When you are charged with committing a crime, you may be released after paying bail while your case is pending. As a condition of your release, you agree to attend all required court hearings in your criminal case. This is something that you are already legally required to do. If you break this promise and fail to attend a court hearing, the consequences can be harsh. However, an experienced criminal defense attorney can help you to reduce the penalties that you could face.
What Could Happen to You If You Miss a Court Hearing?
If you fail to appear at your court hearing, this is taken seriously in North Carolina no matter the seriousness of the crime that you are being charged with committing. The judge will mark your case with a failure to appear (FTA). He could also order the following:
- Bench warrant. The judge may issue a warrant for your arrest. This is more likely for a misdemeanor or felony offense, but is also possible if you are required to go to court for a traffic violation. If the charges are serious, the police may actively look for you to arrest you, including going to your home or job. If you are charged with a less serious offense, you may not be arrested unless you are stopped for a traffic violation and the police check the computer records and see that a bench warrant was issued.
- Bail bond. You could have your bail revoked and be required to remain in jail until your case goes to trial. In addition, you could forfeit the original bond that you paid to be released when you were arrested initially.
- Separate criminal charge. You could be charged with contempt of court or another separate crime for missing your court hearing and face an additional punishment if convicted.
- Harsher sentence. If you are convicted of a crime or enter into a plea agreement, the judge will decide your sentence and can consider your remorse, or lack of it, in making his decision.

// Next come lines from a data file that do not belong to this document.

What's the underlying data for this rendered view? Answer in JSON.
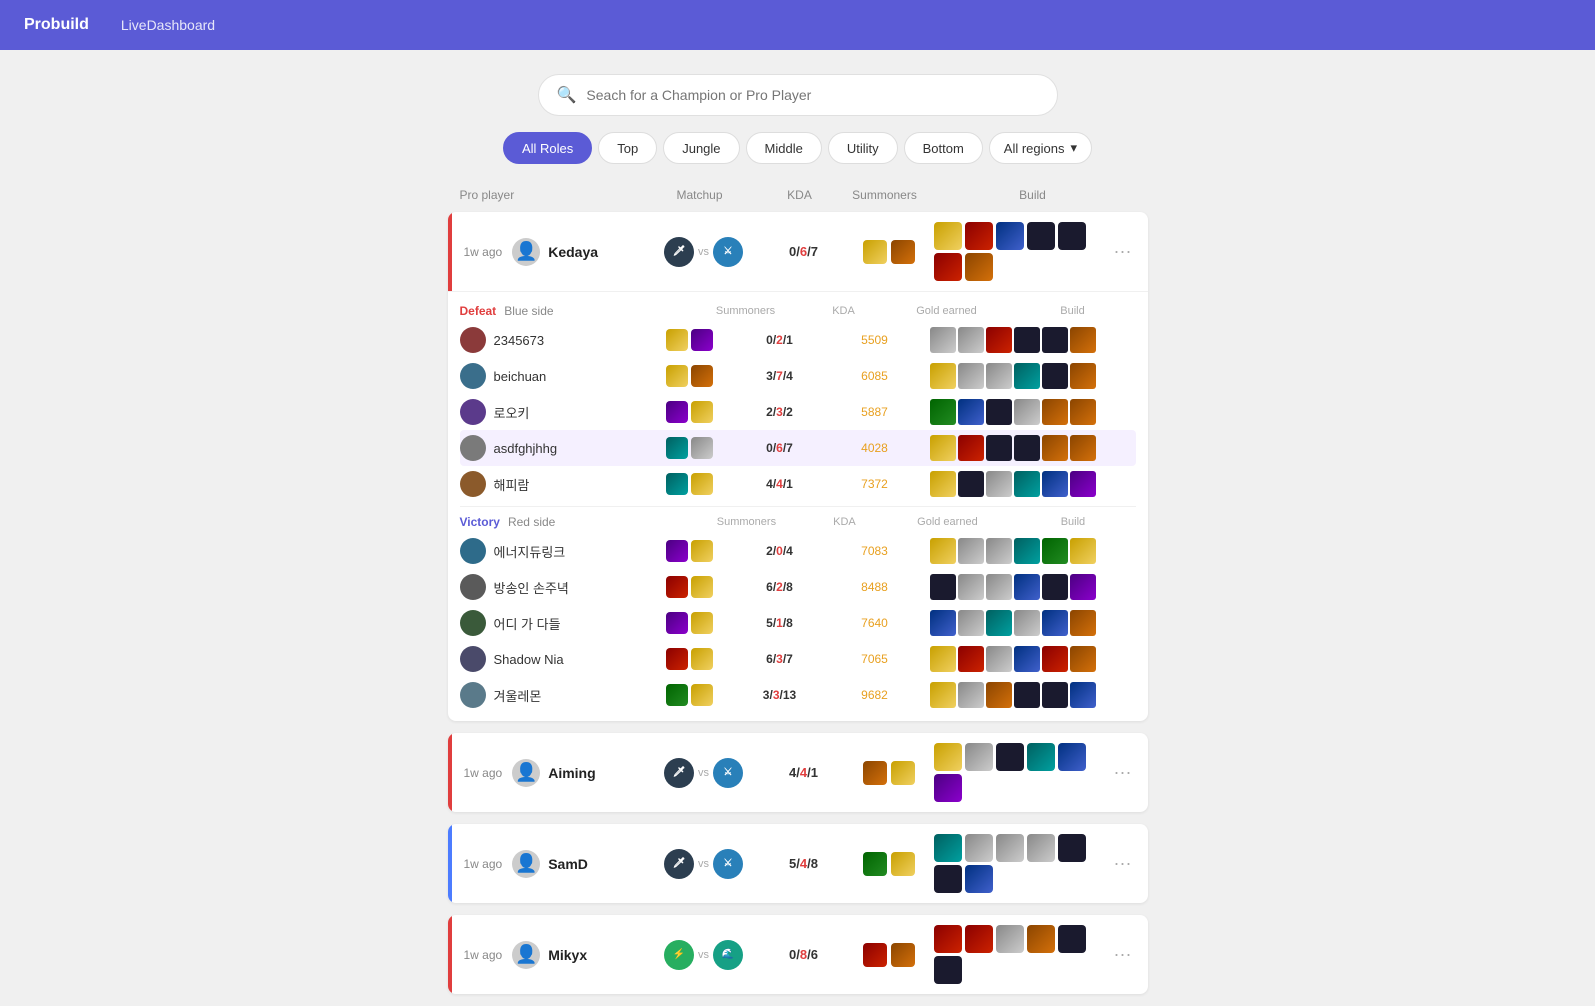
{
  "header": {
    "title": "Probuild",
    "nav": "LiveDashboard"
  },
  "search": {
    "placeholder": "Seach for a Champion or Pro Player"
  },
  "filters": {
    "roles": [
      "All Roles",
      "Top",
      "Jungle",
      "Middle",
      "Utility",
      "Bottom"
    ],
    "active_role": "All Roles",
    "region_label": "All regions"
  },
  "columns": {
    "pro_player": "Pro player",
    "matchup": "Matchup",
    "kda": "KDA",
    "summoners": "Summoners",
    "build": "Build"
  },
  "matches": [
    {
      "id": "match1",
      "time": "1w ago",
      "player": "Kedaya",
      "side_color": "red",
      "kda": {
        "kills": "0",
        "deaths": "6",
        "assists": "7"
      },
      "expanded": true,
      "defeat_team": {
        "label": "Defeat",
        "side": "Blue side",
        "players": [
          {
            "name": "2345673",
            "kda": "0/2/1",
            "kda_death_idx": 1,
            "gold": "5509"
          },
          {
            "name": "beichuan",
            "kda": "3/7/4",
            "kda_death_idx": 1,
            "gold": "6085"
          },
          {
            "name": "로오키",
            "kda": "2/3/2",
            "kda_death_idx": 1,
            "gold": "5887"
          },
          {
            "name": "asdfghjhhg",
            "kda": "0/6/7",
            "kda_death_idx": 1,
            "gold": "4028",
            "highlighted": true
          },
          {
            "name": "해피람",
            "kda": "4/4/1",
            "kda_death_idx": 1,
            "gold": "7372"
          }
        ]
      },
      "victory_team": {
        "label": "Victory",
        "side": "Red side",
        "players": [
          {
            "name": "에너지듀링크",
            "kda": "2/0/4",
            "kda_death_idx": 1,
            "gold": "7083"
          },
          {
            "name": "방송인 손주녁",
            "kda": "6/2/8",
            "kda_death_idx": 1,
            "gold": "8488"
          },
          {
            "name": "어디 가 다들",
            "kda": "5/1/8",
            "kda_death_idx": 1,
            "gold": "7640"
          },
          {
            "name": "Shadow Nia",
            "kda": "6/3/7",
            "kda_death_idx": 1,
            "gold": "7065"
          },
          {
            "name": "겨울레몬",
            "kda": "3/3/13",
            "kda_death_idx": 1,
            "gold": "9682"
          }
        ]
      }
    },
    {
      "id": "match2",
      "time": "1w ago",
      "player": "Aiming",
      "side_color": "red",
      "kda": {
        "kills": "4",
        "deaths": "4",
        "assists": "1"
      },
      "expanded": false
    },
    {
      "id": "match3",
      "time": "1w ago",
      "player": "SamD",
      "side_color": "blue",
      "kda": {
        "kills": "5",
        "deaths": "4",
        "assists": "8"
      },
      "expanded": false
    },
    {
      "id": "match4",
      "time": "1w ago",
      "player": "Mikyx",
      "side_color": "red",
      "kda": {
        "kills": "0",
        "deaths": "8",
        "assists": "6"
      },
      "expanded": false
    }
  ],
  "detail_cols": {
    "summoners": "Summoners",
    "kda": "KDA",
    "gold": "Gold earned",
    "build": "Build"
  }
}
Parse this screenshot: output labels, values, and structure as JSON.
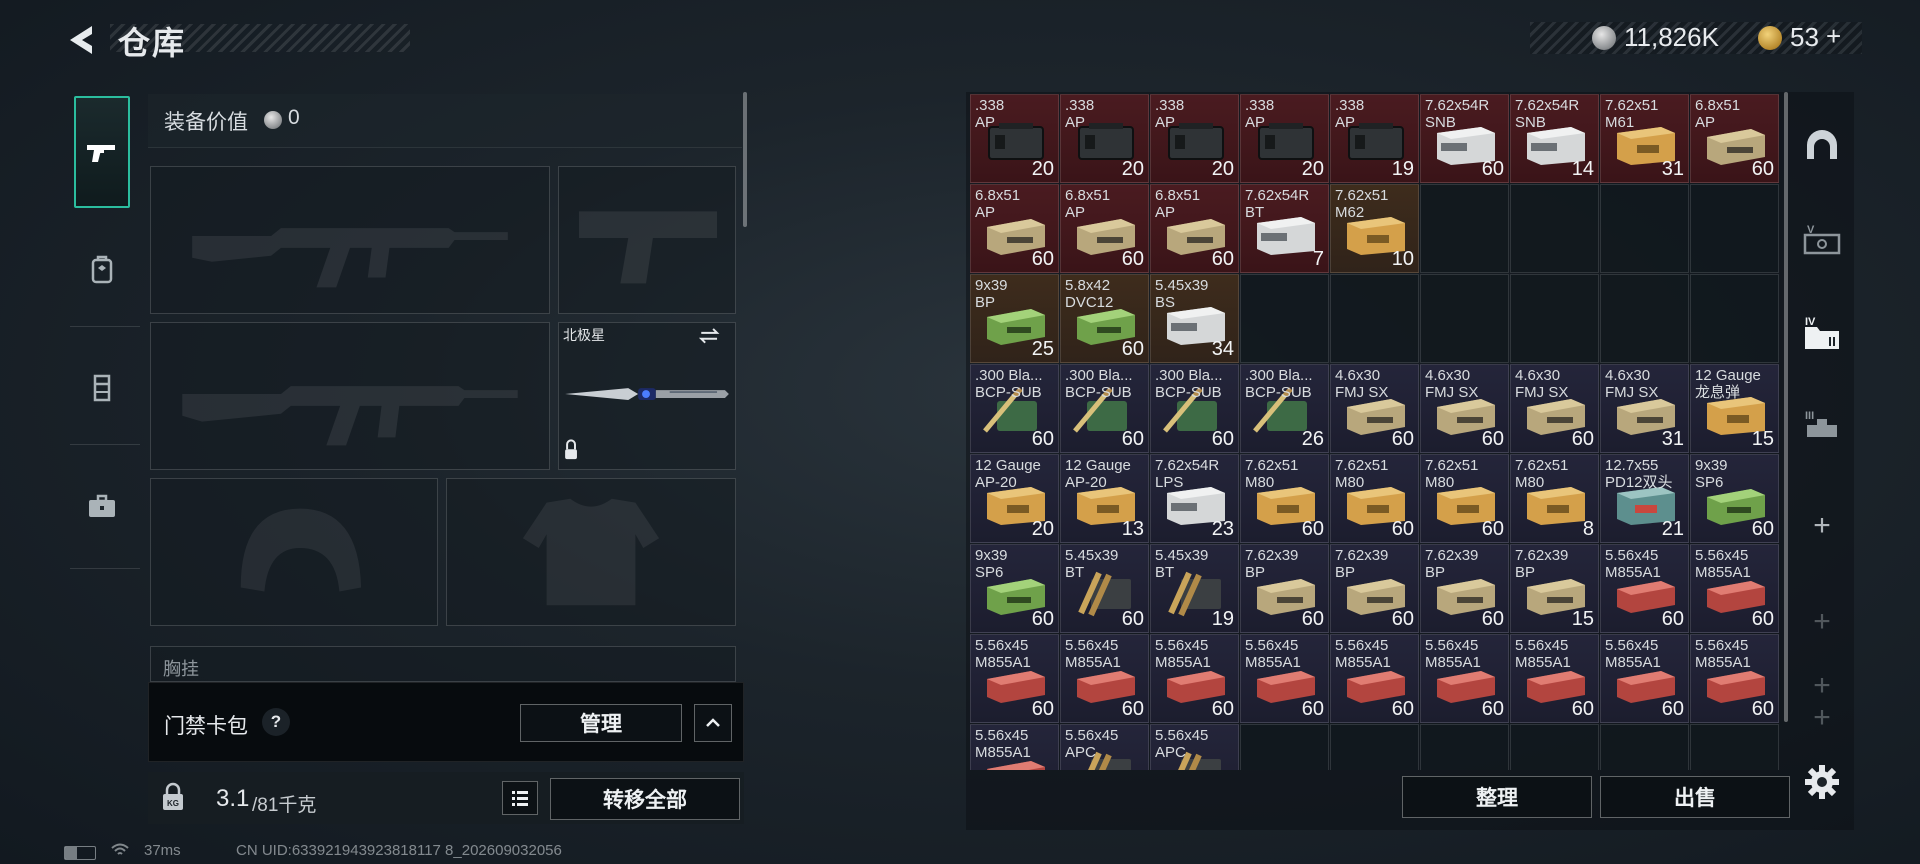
{
  "header": {
    "title": "仓库",
    "currency": [
      {
        "icon": "silver-coin-icon",
        "value": "11,826K"
      },
      {
        "icon": "gold-coin-icon",
        "value": "53"
      }
    ]
  },
  "side_nav": [
    {
      "icon": "pistol-icon",
      "active": true
    },
    {
      "icon": "backpack-plate-icon",
      "active": false
    },
    {
      "icon": "vest-icon",
      "active": false
    },
    {
      "icon": "briefcase-icon",
      "active": false
    }
  ],
  "loadout": {
    "value_label": "装备价值",
    "value_amount": "0",
    "melee_name": "北极星",
    "chest_label": "胸挂"
  },
  "keycard": {
    "label": "门禁卡包",
    "help": "?",
    "manage": "管理"
  },
  "weight": {
    "current": "3.1",
    "max": "/81千克",
    "transfer_all": "转移全部"
  },
  "status": {
    "ping": "37ms",
    "uid": "CN UID:633921943923818117 8_202609032056"
  },
  "stash": {
    "sort_label": "整理",
    "sell_label": "出售",
    "rows": [
      [
        {
          "name": ".338\nAP",
          "count": "20",
          "tone": "red",
          "box": "dark"
        },
        {
          "name": ".338\nAP",
          "count": "20",
          "tone": "red",
          "box": "dark"
        },
        {
          "name": ".338\nAP",
          "count": "20",
          "tone": "red",
          "box": "dark"
        },
        {
          "name": ".338\nAP",
          "count": "20",
          "tone": "red",
          "box": "dark"
        },
        {
          "name": ".338\nAP",
          "count": "19",
          "tone": "red",
          "box": "dark"
        },
        {
          "name": "7.62x54R\nSNB",
          "count": "60",
          "tone": "red",
          "box": "white"
        },
        {
          "name": "7.62x54R\nSNB",
          "count": "14",
          "tone": "red",
          "box": "white"
        },
        {
          "name": "7.62x51\nM61",
          "count": "31",
          "tone": "red",
          "box": "yellow"
        },
        {
          "name": "6.8x51\nAP",
          "count": "60",
          "tone": "red",
          "box": "tan"
        }
      ],
      [
        {
          "name": "6.8x51\nAP",
          "count": "60",
          "tone": "red",
          "box": "tan"
        },
        {
          "name": "6.8x51\nAP",
          "count": "60",
          "tone": "red",
          "box": "tan"
        },
        {
          "name": "6.8x51\nAP",
          "count": "60",
          "tone": "red",
          "box": "tan"
        },
        {
          "name": "7.62x54R\nBT",
          "count": "7",
          "tone": "red",
          "box": "white"
        },
        {
          "name": "7.62x51\nM62",
          "count": "10",
          "tone": "brown",
          "box": "yellow"
        },
        null,
        null,
        null,
        null
      ],
      [
        {
          "name": "9x39\nBP",
          "count": "25",
          "tone": "brown",
          "box": "green"
        },
        {
          "name": "5.8x42\nDVC12",
          "count": "60",
          "tone": "brown",
          "box": "green"
        },
        {
          "name": "5.45x39\nBS",
          "count": "34",
          "tone": "brown",
          "box": "white"
        },
        null,
        null,
        null,
        null,
        null,
        null
      ],
      [
        {
          "name": ".300 Bla...\nBCP-SUB",
          "count": "60",
          "tone": "purple",
          "box": "greenround"
        },
        {
          "name": ".300 Bla...\nBCP-SUB",
          "count": "60",
          "tone": "purple",
          "box": "greenround"
        },
        {
          "name": ".300 Bla...\nBCP-SUB",
          "count": "60",
          "tone": "purple",
          "box": "greenround"
        },
        {
          "name": ".300 Bla...\nBCP-SUB",
          "count": "26",
          "tone": "purple",
          "box": "greenround"
        },
        {
          "name": "4.6x30\nFMJ SX",
          "count": "60",
          "tone": "purple",
          "box": "tan"
        },
        {
          "name": "4.6x30\nFMJ SX",
          "count": "60",
          "tone": "purple",
          "box": "tan"
        },
        {
          "name": "4.6x30\nFMJ SX",
          "count": "60",
          "tone": "purple",
          "box": "tan"
        },
        {
          "name": "4.6x30\nFMJ SX",
          "count": "31",
          "tone": "purple",
          "box": "tan"
        },
        {
          "name": "12 Gauge\n龙息弹",
          "count": "15",
          "tone": "purple",
          "box": "yellow"
        }
      ],
      [
        {
          "name": "12 Gauge\nAP-20",
          "count": "20",
          "tone": "purple",
          "box": "yellow"
        },
        {
          "name": "12 Gauge\nAP-20",
          "count": "13",
          "tone": "purple",
          "box": "yellow"
        },
        {
          "name": "7.62x54R\nLPS",
          "count": "23",
          "tone": "purple",
          "box": "white"
        },
        {
          "name": "7.62x51\nM80",
          "count": "60",
          "tone": "purple",
          "box": "yellow"
        },
        {
          "name": "7.62x51\nM80",
          "count": "60",
          "tone": "purple",
          "box": "yellow"
        },
        {
          "name": "7.62x51\nM80",
          "count": "60",
          "tone": "purple",
          "box": "yellow"
        },
        {
          "name": "7.62x51\nM80",
          "count": "8",
          "tone": "purple",
          "box": "yellow"
        },
        {
          "name": "12.7x55\nPD12双头",
          "count": "21",
          "tone": "purple",
          "box": "teal"
        },
        {
          "name": "9x39\nSP6",
          "count": "60",
          "tone": "purple",
          "box": "green"
        }
      ],
      [
        {
          "name": "9x39\nSP6",
          "count": "60",
          "tone": "purple",
          "box": "green"
        },
        {
          "name": "5.45x39\nBT",
          "count": "60",
          "tone": "purple",
          "box": "bullets"
        },
        {
          "name": "5.45x39\nBT",
          "count": "19",
          "tone": "purple",
          "box": "bullets"
        },
        {
          "name": "7.62x39\nBP",
          "count": "60",
          "tone": "purple",
          "box": "tan"
        },
        {
          "name": "7.62x39\nBP",
          "count": "60",
          "tone": "purple",
          "box": "tan"
        },
        {
          "name": "7.62x39\nBP",
          "count": "60",
          "tone": "purple",
          "box": "tan"
        },
        {
          "name": "7.62x39\nBP",
          "count": "15",
          "tone": "purple",
          "box": "tan"
        },
        {
          "name": "5.56x45\nM855A1",
          "count": "60",
          "tone": "purple",
          "box": "red"
        },
        {
          "name": "5.56x45\nM855A1",
          "count": "60",
          "tone": "purple",
          "box": "red"
        }
      ],
      [
        {
          "name": "5.56x45\nM855A1",
          "count": "60",
          "tone": "purple",
          "box": "red"
        },
        {
          "name": "5.56x45\nM855A1",
          "count": "60",
          "tone": "purple",
          "box": "red"
        },
        {
          "name": "5.56x45\nM855A1",
          "count": "60",
          "tone": "purple",
          "box": "red"
        },
        {
          "name": "5.56x45\nM855A1",
          "count": "60",
          "tone": "purple",
          "box": "red"
        },
        {
          "name": "5.56x45\nM855A1",
          "count": "60",
          "tone": "purple",
          "box": "red"
        },
        {
          "name": "5.56x45\nM855A1",
          "count": "60",
          "tone": "purple",
          "box": "red"
        },
        {
          "name": "5.56x45\nM855A1",
          "count": "60",
          "tone": "purple",
          "box": "red"
        },
        {
          "name": "5.56x45\nM855A1",
          "count": "60",
          "tone": "purple",
          "box": "red"
        },
        {
          "name": "5.56x45\nM855A1",
          "count": "60",
          "tone": "purple",
          "box": "red"
        }
      ],
      [
        {
          "name": "5.56x45\nM855A1",
          "count": "",
          "tone": "purple",
          "box": "red"
        },
        {
          "name": "5.56x45\nAPC",
          "count": "",
          "tone": "purple",
          "box": "bullets"
        },
        {
          "name": "5.56x45\nAPC",
          "count": "",
          "tone": "purple",
          "box": "bullets"
        },
        null,
        null,
        null,
        null,
        null,
        null
      ]
    ]
  },
  "right_nav": [
    {
      "icon": "helmet-arch-icon"
    },
    {
      "icon": "case-v-icon"
    },
    {
      "icon": "folder-iv-icon"
    },
    {
      "icon": "truck-iii-icon"
    }
  ],
  "colors": {
    "accent": "#2bbd9e",
    "red_cell": "#4a1b20",
    "purple_cell": "#24253a",
    "brown_cell": "#3e2c1c"
  }
}
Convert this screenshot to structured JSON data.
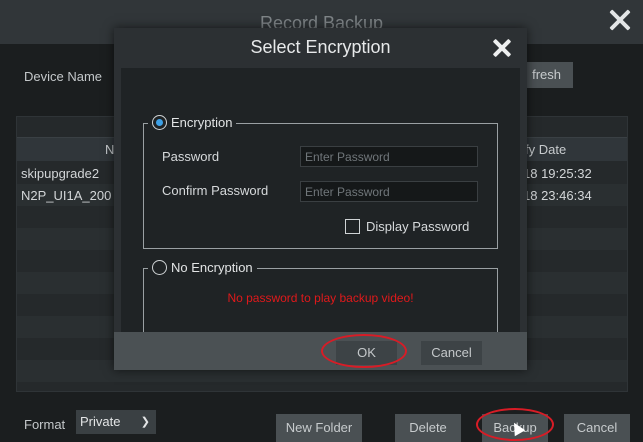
{
  "background": {
    "title": "Record Backup",
    "device_name_label": "Device Name",
    "refresh_button": "fresh",
    "table": {
      "col_name": "N",
      "col_date": "fy Date",
      "rows": [
        {
          "name": "skipupgrade2",
          "date": "18 19:25:32"
        },
        {
          "name": "N2P_UI1A_200",
          "date": "18 23:46:34"
        }
      ]
    },
    "footer": {
      "format_label": "Format",
      "format_value": "Private",
      "new_folder_button": "New Folder",
      "delete_button": "Delete",
      "backup_button": "Backup",
      "cancel_button": "Cancel"
    }
  },
  "modal": {
    "title": "Select Encryption",
    "encryption": {
      "label": "Encryption",
      "selected": true,
      "password_label": "Password",
      "password_placeholder": "Enter Password",
      "confirm_label": "Confirm Password",
      "confirm_placeholder": "Enter Password",
      "display_password_label": "Display Password"
    },
    "no_encryption": {
      "label": "No Encryption",
      "selected": false,
      "warning": "No password to play backup video!"
    },
    "ok_button": "OK",
    "cancel_button": "Cancel"
  },
  "colors": {
    "annotation_red": "#d81c26",
    "warning_red": "#e0191b",
    "radio_accent": "#3ea1e6"
  },
  "icons": [
    "close-icon",
    "chevron-down-icon",
    "mouse-cursor-icon"
  ]
}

Many judges consider failing to appear at a court hearing as a sign of lack of remorse or of disrespect for the court. This could result in the judge imposing a harsher sentence.
- Driver’s license suspension. Another consequence of failing to appear in court is that your driver’s license could be suspended. If you miss a hearing in traffic court, the judge may issue a warrant for your arrest and notify the Department of Motor Vehicles (DMV) of the warrant. The DMV could send you a letter giving you two months to resolve your ticket before your driver’s license is suspended. If you wait too long after that to resolve your ticket, you could find your options for doing so with the prosecuting attorney are limited.
What Can You Do If You Miss a Court Hearing?
You may not have wanted to miss your court hearing, but did due to an accident, a medical emergency, or another legitimate reason. Even if you do not have a good excuse, you can take proactive measures if you miss your court hearing to reduce the negative consequences. Here are actions that you can take:
- Go to the Clerk’s office immediately to explain why you missed your court hearing.
- Ask that the court hearing be rescheduled. This request may—or may not—be granted.
- Obtain documentation of the reason for missing court when possible. For example, get a letter from your treating physician if a medical emergency caused you to miss a court hearing.
- Contact your criminal defense attorney who may be able to get the arrest warrant dismissed and your court hearing date rescheduled.
Have you missed a court date? We urge you to contact an experienced criminal defense attorney who can help you minimize the potential consequences that you face. To discuss your situation, call our office or fill out our online form to schedule your free consultation today.